Combining fossil and genomic evidence, researchers show that modern day tooth enamel likely evolved from a protein covering the scales and dermal bones of extinct fishes.

Enamel is the hardest tissue produced by the human body. This complex of proteins and minerals covers the teeth of almost all living tetrapods. Enamel is found only on teeth, but surprisingly, recent research has shown that it probably did not evolve there.

To understand the evolutionary origin of enamel, collaborating researchers from Sweden and China examined a seemingly unlikely dataset: the fossilized scales of 400 million year old Silurian Period fish and the genomes of their living relatives.

Previous paleontological research has shown the extinct fish, which are the ancestors of all amphibians, reptiles, birds and mammals, had a layer very similar to enamel covering their scales and dermal bones, but not their teeth.

The primitive living relatives of these fish, such as gar, also have this covering on their scales and lack enamel on their teeth. Genetic evidence from these extant organisms has shown the protein making up this layer, ganoine, is a homolog (a related protein) of enamel.

The researchers, who published their findings in Nature, compared the chromosomal arrangement of gar ganoine genes with human enamel genes. They found that ganoine genes followed a similar pattern to enamel genes, though there was evidence of evolutionary mechanisms such as deletions and rearrangements on the chromosome.

They also analyzed fossils spanning millions of years to conclude that, over time, the enamel-like layer found on scales began to show up in other tissues such as skin and teeth and likely eventually evolved into modern day enamel.

Their analysis provided strong evidence for the fishy origin of enamel, but the steps it took to make the transition are far from understood.

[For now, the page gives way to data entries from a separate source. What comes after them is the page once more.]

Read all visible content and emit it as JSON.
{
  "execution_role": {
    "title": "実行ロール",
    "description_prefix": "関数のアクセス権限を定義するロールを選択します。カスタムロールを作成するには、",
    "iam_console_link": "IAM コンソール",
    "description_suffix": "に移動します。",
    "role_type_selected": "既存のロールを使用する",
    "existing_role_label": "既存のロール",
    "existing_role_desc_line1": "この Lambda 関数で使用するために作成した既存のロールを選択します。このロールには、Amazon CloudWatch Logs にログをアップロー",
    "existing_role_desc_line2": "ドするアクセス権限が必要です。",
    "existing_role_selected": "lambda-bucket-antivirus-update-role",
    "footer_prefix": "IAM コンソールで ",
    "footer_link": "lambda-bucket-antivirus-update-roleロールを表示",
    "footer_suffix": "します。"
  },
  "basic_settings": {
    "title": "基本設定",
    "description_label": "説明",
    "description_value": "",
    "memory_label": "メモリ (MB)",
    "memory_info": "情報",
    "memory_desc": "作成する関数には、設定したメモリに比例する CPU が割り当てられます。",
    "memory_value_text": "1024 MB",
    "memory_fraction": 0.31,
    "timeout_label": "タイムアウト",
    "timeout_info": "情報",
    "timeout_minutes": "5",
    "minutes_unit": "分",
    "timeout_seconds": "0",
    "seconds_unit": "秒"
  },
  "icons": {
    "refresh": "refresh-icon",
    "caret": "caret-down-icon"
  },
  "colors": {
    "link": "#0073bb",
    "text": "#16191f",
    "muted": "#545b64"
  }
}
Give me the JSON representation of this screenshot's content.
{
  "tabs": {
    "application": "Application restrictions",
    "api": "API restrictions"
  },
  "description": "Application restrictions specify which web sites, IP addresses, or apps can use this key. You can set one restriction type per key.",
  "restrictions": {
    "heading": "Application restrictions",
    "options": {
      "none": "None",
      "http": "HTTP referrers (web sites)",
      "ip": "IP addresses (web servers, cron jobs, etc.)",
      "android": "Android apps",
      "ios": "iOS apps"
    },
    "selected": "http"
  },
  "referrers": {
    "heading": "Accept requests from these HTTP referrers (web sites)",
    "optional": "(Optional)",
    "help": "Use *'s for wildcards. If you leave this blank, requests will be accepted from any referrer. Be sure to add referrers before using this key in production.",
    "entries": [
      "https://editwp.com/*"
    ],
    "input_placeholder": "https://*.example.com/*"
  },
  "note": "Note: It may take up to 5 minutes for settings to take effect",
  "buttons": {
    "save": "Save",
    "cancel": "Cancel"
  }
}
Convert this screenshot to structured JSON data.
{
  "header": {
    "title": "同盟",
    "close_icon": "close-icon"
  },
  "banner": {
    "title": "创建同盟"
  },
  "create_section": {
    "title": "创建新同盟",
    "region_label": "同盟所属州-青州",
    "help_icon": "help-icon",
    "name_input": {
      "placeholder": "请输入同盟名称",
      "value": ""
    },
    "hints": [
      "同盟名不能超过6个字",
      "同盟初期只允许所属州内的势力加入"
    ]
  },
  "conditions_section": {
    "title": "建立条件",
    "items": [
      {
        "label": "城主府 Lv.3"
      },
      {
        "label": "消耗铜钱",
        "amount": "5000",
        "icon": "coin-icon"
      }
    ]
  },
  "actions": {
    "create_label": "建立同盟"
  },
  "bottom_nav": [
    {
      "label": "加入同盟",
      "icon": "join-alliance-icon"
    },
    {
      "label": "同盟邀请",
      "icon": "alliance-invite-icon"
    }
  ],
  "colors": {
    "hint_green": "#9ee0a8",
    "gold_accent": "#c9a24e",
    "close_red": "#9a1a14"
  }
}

The authors note that more detail phylogenetic analyses, such as more accurate species trees and an evaluation of other genes such as regulatory regions is required to make definitive conclusions about enamel evolution.

Recent Articles

"Why Do Those Flowers Look like Bugs? Or, on the Evolution of Orchids."
A large group of flowering plants, commonly known as Orchids, often have flowers whose shape coincides with that of their insect pollinators. Recent research has shown how this uncanny flower morphology is guided by evolutionary selection.

"How Plants Maintain a Low-Sodium Diet Without Advice from Their Doctors"
Salt tolerance is a critical stress response in many plants and is controlled by a wide variety of interacting genes. Researchers studying sodium transporters in trees from high-salinity environments have characterized the evolution of these genes and determined that they are under strong positive selection in salty soils.

"Evolutionary History of a Widespread, Recently Diverged Antioxidant Enzyme in a Pig Pathogen"
Peroxiredoxins are proteins conserved across all domains of life that protect cells against the threat of reactive oxygen species. Researchers have recently characterized the evolutionary history of an essential peroxiredoxin gene from a common livestock pathogen.

"A New Class of Antibiotics Less Susceptible to Evolutionary-Driven Resistance Development"
Pathogenic bacteria are evolving resistance to our antibiotics at an alarming rate, however, scientists have recently discovered a molecule that may help combat these microscopic killers.